- EXERCISE: What must be handed in is the entire listing, exactly as written, with no pictures.
(AVAILABLE DATA)
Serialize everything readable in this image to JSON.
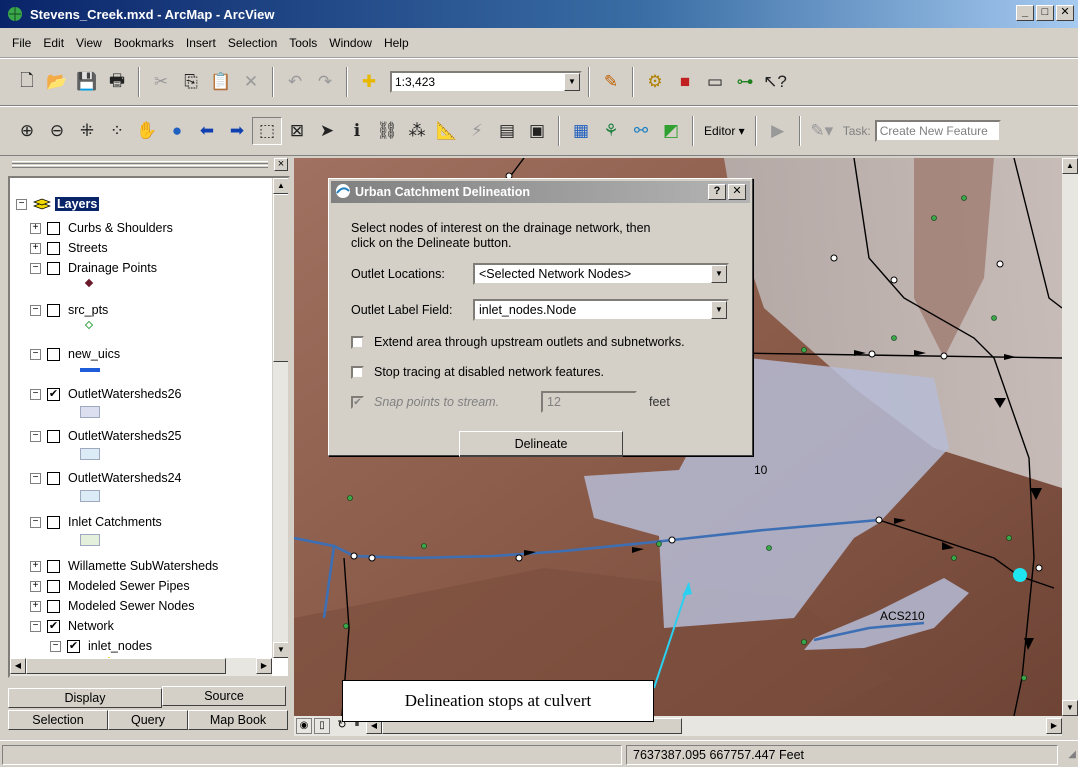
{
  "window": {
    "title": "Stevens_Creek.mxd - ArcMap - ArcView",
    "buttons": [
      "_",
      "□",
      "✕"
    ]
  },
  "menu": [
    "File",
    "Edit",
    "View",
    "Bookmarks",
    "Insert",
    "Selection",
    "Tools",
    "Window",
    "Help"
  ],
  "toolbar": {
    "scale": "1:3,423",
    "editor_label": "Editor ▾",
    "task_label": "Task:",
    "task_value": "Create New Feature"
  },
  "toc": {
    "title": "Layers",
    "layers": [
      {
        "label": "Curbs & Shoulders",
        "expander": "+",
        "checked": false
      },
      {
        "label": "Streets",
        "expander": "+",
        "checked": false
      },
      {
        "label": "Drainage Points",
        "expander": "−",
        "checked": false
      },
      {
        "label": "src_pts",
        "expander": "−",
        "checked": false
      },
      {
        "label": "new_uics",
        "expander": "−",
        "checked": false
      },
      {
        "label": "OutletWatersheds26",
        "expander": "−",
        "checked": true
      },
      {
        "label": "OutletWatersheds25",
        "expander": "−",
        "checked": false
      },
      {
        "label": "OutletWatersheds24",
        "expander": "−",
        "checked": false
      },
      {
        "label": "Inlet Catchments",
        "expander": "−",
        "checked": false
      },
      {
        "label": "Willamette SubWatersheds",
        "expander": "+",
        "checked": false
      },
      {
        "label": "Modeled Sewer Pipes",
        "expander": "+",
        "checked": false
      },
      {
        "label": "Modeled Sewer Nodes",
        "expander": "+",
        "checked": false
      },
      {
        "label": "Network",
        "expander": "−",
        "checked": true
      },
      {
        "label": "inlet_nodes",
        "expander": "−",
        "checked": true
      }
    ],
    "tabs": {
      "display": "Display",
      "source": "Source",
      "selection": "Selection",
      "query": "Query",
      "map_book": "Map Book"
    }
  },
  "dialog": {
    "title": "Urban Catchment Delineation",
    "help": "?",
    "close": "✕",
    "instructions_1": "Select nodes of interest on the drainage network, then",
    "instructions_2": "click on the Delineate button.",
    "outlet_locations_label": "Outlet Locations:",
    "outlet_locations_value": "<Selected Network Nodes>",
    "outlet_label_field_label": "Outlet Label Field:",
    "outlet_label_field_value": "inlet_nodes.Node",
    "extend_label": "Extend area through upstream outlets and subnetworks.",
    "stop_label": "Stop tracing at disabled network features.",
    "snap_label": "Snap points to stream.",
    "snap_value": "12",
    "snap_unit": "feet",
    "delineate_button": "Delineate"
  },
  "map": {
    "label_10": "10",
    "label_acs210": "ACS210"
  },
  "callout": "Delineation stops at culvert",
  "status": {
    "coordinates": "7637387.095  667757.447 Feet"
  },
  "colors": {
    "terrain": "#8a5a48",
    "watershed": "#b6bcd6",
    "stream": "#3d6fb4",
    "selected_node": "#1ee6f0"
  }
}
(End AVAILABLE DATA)
- SOLUTION:
Serialize everything readable in this image to JSON.
{
  "window": {
    "title": "Stevens_Creek.mxd - ArcMap - ArcView",
    "buttons": [
      "_",
      "□",
      "✕"
    ]
  },
  "menu": [
    "File",
    "Edit",
    "View",
    "Bookmarks",
    "Insert",
    "Selection",
    "Tools",
    "Window",
    "Help"
  ],
  "toolbar": {
    "scale": "1:3,423",
    "editor_label": "Editor ▾",
    "task_label": "Task:",
    "task_value": "Create New Feature"
  },
  "toc": {
    "title": "Layers",
    "layers": [
      {
        "label": "Curbs & Shoulders",
        "expander": "+",
        "checked": false
      },
      {
        "label": "Streets",
        "expander": "+",
        "checked": false
      },
      {
        "label": "Drainage Points",
        "expander": "−",
        "checked": false
      },
      {
        "label": "src_pts",
        "expander": "−",
        "checked": false
      },
      {
        "label": "new_uics",
        "expander": "−",
        "checked": false
      },
      {
        "label": "OutletWatersheds26",
        "expander": "−",
        "checked": true
      },
      {
        "label": "OutletWatersheds25",
        "expander": "−",
        "checked": false
      },
      {
        "label": "OutletWatersheds24",
        "expander": "−",
        "checked": false
      },
      {
        "label": "Inlet Catchments",
        "expander": "−",
        "checked": false
      },
      {
        "label": "Willamette SubWatersheds",
        "expander": "+",
        "checked": false
      },
      {
        "label": "Modeled Sewer Pipes",
        "expander": "+",
        "checked": false
      },
      {
        "label": "Modeled Sewer Nodes",
        "expander": "+",
        "checked": false
      },
      {
        "label": "Network",
        "expander": "−",
        "checked": true
      },
      {
        "label": "inlet_nodes",
        "expander": "−",
        "checked": true
      }
    ],
    "tabs": {
      "display": "Display",
      "source": "Source",
      "selection": "Selection",
      "query": "Query",
      "map_book": "Map Book"
    }
  },
  "dialog": {
    "title": "Urban Catchment Delineation",
    "help": "?",
    "close": "✕",
    "instructions_1": "Select nodes of interest on the drainage network, then",
    "instructions_2": "click on the Delineate button.",
    "outlet_locations_label": "Outlet Locations:",
    "outlet_locations_value": "<Selected Network Nodes>",
    "outlet_label_field_label": "Outlet Label Field:",
    "outlet_label_field_value": "inlet_nodes.Node",
    "extend_label": "Extend area through upstream outlets and subnetworks.",
    "stop_label": "Stop tracing at disabled network features.",
    "snap_label": "Snap points to stream.",
    "snap_value": "12",
    "snap_unit": "feet",
    "delineate_button": "Delineate"
  },
  "map": {
    "label_10": "10",
    "label_acs210": "ACS210"
  },
  "callout": "Delineation stops at culvert",
  "status": {
    "coordinates": "7637387.095  667757.447 Feet"
  },
  "colors": {
    "terrain": "#8a5a48",
    "watershed": "#b6bcd6",
    "stream": "#3d6fb4",
    "selected_node": "#1ee6f0"
  }
}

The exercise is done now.